State Attorney General Robert Cooper this week issued an opinion declaring that Tennessee’s charter school law is consistent with the state constitution.
The opinion was delivered in response to requests made by House Speaker Beth Harwell, R-Nashville, and state Rep. Mike Stewart, D-Nashville, asking that the state’s top lawyer weigh in on whether the Tennessee Public Charter Schools Act of 2002 imposes unconstitutional financial burdens on local school districts.
Cooper’s response, delivered Sept. 9, said the law does not unduly encumber local school boards.
“On its face, the Charter Schools Act does not directly or expressly require the expenditure of extra funds beyond what an LEA is already spending on education. Rather, it simply requires that all education funds follow the student for whom they were appropriated,” Cooper’s opinion, issued Sept. 9, stated.
“Furthermore, even if the Charter Schools Act were to increase spending by local school districts, the State share of these shared expenditures would remain significant and thus (the Tennessee Constitution) would not be violated,” the opinion continued.

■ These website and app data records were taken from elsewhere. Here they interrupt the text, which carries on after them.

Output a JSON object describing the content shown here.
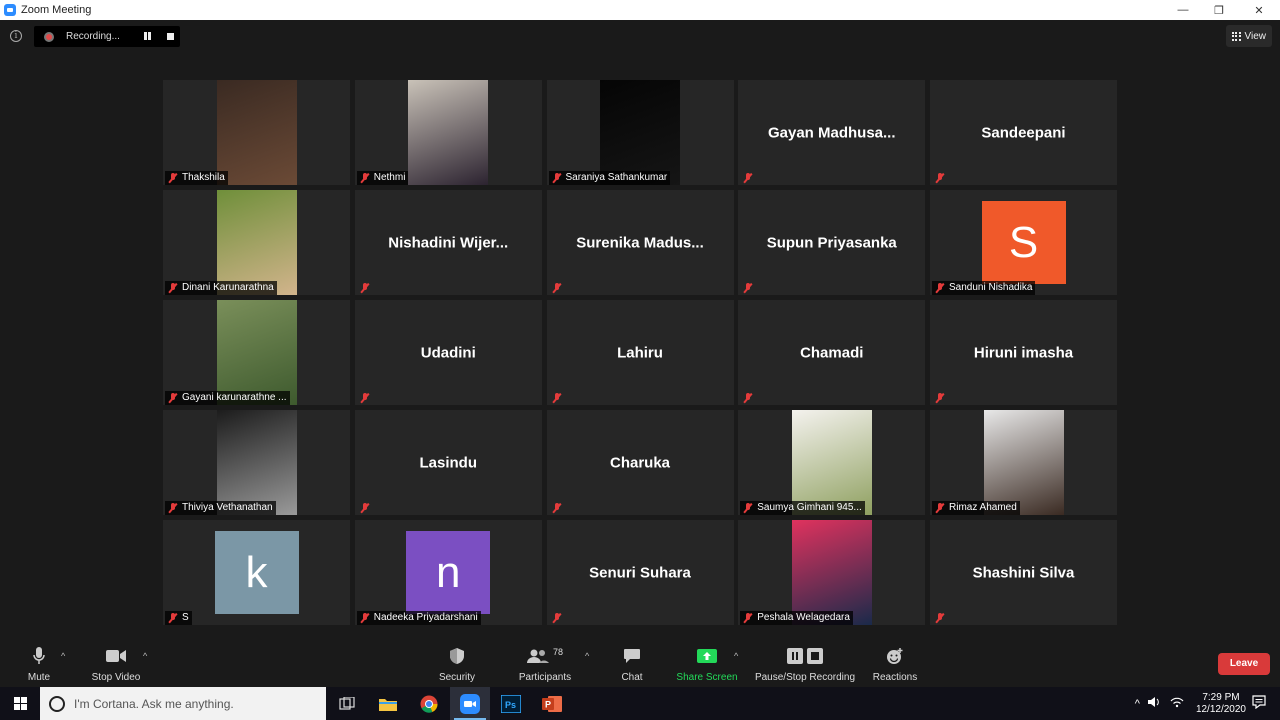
{
  "window": {
    "title": "Zoom Meeting",
    "minimize": "—",
    "maximize": "❐",
    "close": "✕"
  },
  "topbar": {
    "recording_label": "Recording...",
    "view_label": "View"
  },
  "tiles": [
    {
      "label": "Thakshila",
      "display": "photo",
      "colors": [
        "#3a2a22",
        "#6b4a36"
      ]
    },
    {
      "label": "Nethmi",
      "display": "photo",
      "colors": [
        "#c9c2b8",
        "#2c2330"
      ]
    },
    {
      "label": "Saraniya Sathankumar",
      "display": "photo",
      "colors": [
        "#050505",
        "#151515"
      ]
    },
    {
      "label": "",
      "display": "name",
      "name": "Gayan  Madhusa..."
    },
    {
      "label": "",
      "display": "name",
      "name": "Sandeepani"
    },
    {
      "label": "Dinani Karunarathna",
      "display": "photo",
      "colors": [
        "#6f8f3a",
        "#d2b48c"
      ]
    },
    {
      "label": "",
      "display": "name",
      "name": "Nishadini  Wijer..."
    },
    {
      "label": "",
      "display": "name",
      "name": "Surenika  Madus..."
    },
    {
      "label": "",
      "display": "name",
      "name": "Supun Priyasanka"
    },
    {
      "label": "Sanduni Nishadika",
      "display": "avatar",
      "letter": "S",
      "bg": "#f0592a"
    },
    {
      "label": "Gayani karunarathne ...",
      "display": "photo",
      "colors": [
        "#7a8f5a",
        "#3e5a2e"
      ]
    },
    {
      "label": "",
      "display": "name",
      "name": "Udadini"
    },
    {
      "label": "",
      "display": "name",
      "name": "Lahiru"
    },
    {
      "label": "",
      "display": "name",
      "name": "Chamadi"
    },
    {
      "label": "",
      "display": "name",
      "name": "Hiruni imasha"
    },
    {
      "label": "Thiviya Vethanathan",
      "display": "photo",
      "colors": [
        "#1c1c1c",
        "#9a9a9a"
      ]
    },
    {
      "label": "",
      "display": "name",
      "name": "Lasindu"
    },
    {
      "label": "",
      "display": "name",
      "name": "Charuka"
    },
    {
      "label": "Saumya  Gimhani 945...",
      "display": "photo",
      "colors": [
        "#f4f2ee",
        "#8fa060"
      ]
    },
    {
      "label": "Rimaz Ahamed",
      "display": "photo",
      "colors": [
        "#e8e8e8",
        "#3a2a22"
      ]
    },
    {
      "label": "S",
      "display": "avatar",
      "letter": "k",
      "bg": "#7b97a6"
    },
    {
      "label": "Nadeeka Priyadarshani",
      "display": "avatar",
      "letter": "n",
      "bg": "#7b4fc2"
    },
    {
      "label": "",
      "display": "name",
      "name": "Senuri Suhara"
    },
    {
      "label": "Peshala Welagedara",
      "display": "photo",
      "colors": [
        "#e0325e",
        "#1a2a4a"
      ]
    },
    {
      "label": "",
      "display": "name",
      "name": "Shashini Silva"
    }
  ],
  "toolbar": {
    "mute": "Mute",
    "stop_video": "Stop Video",
    "security": "Security",
    "participants": "Participants",
    "participant_count": "78",
    "chat": "Chat",
    "share_screen": "Share Screen",
    "pause_stop_recording": "Pause/Stop Recording",
    "reactions": "Reactions",
    "leave": "Leave",
    "share_color": "#23d959"
  },
  "taskbar": {
    "cortana_placeholder": "I'm Cortana. Ask me anything.",
    "time": "7:29 PM",
    "date": "12/12/2020"
  }
}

Cooper’s views sought to addresses questions raised in a memo from an attorney hired by Metro Nashville Public Schools suggesting the state’s system for approving and funding charter school may be constitutionally suspect on the grounds that it might “impose increased costs on local governments with no offsetting subsidy from the state.”
The Metro Nashville school board has been mulling ways to challenge or head off a legislative proposal to grant the state power to override local districts that deny charter schools permission to operate. The so-called “charter authorizer” bill, which died on the final day of the 2013 session, is expected to see a return next year in some form.
Article II, Section 24 of the Tennessee Constitution, which is the portion of the state’s governing document cited by the school board’s attorney, says that no state law should be passed that mandates an increase in “expenditure requirements on cities or counties” unless the state shares in the overall cost.
“The charter school receives all of the state and local per-pupil expenses, while the [local school districts] still must cover existing fixed costs,” wrote John Borkowski, the Washington, D.C.-based attorney hired by MNPS to assess the Act.
Borkowski added, “There does not appear to be any state subsidy to share in these increased costs.”
Cooper rejected that analysis. He wrote that even if the 2002 Charter Schools Act did increase the amount of education spending for local districts, the state shares the financial weight.
“Through the BEP, the State provides the majority of funds expended on education by LEAs,” wrote the attorney general. “Consequently, in the event there are increased financial burdens to local school districts in connection with the creation and the funding of charter schools under the Charter Schools Act, the State share of educational funding of the BEP pursuant to Tenn. Code… is clearly more than sufficient to meet the level required by Article II, Section 24, as interpreted by Tennessee courts.”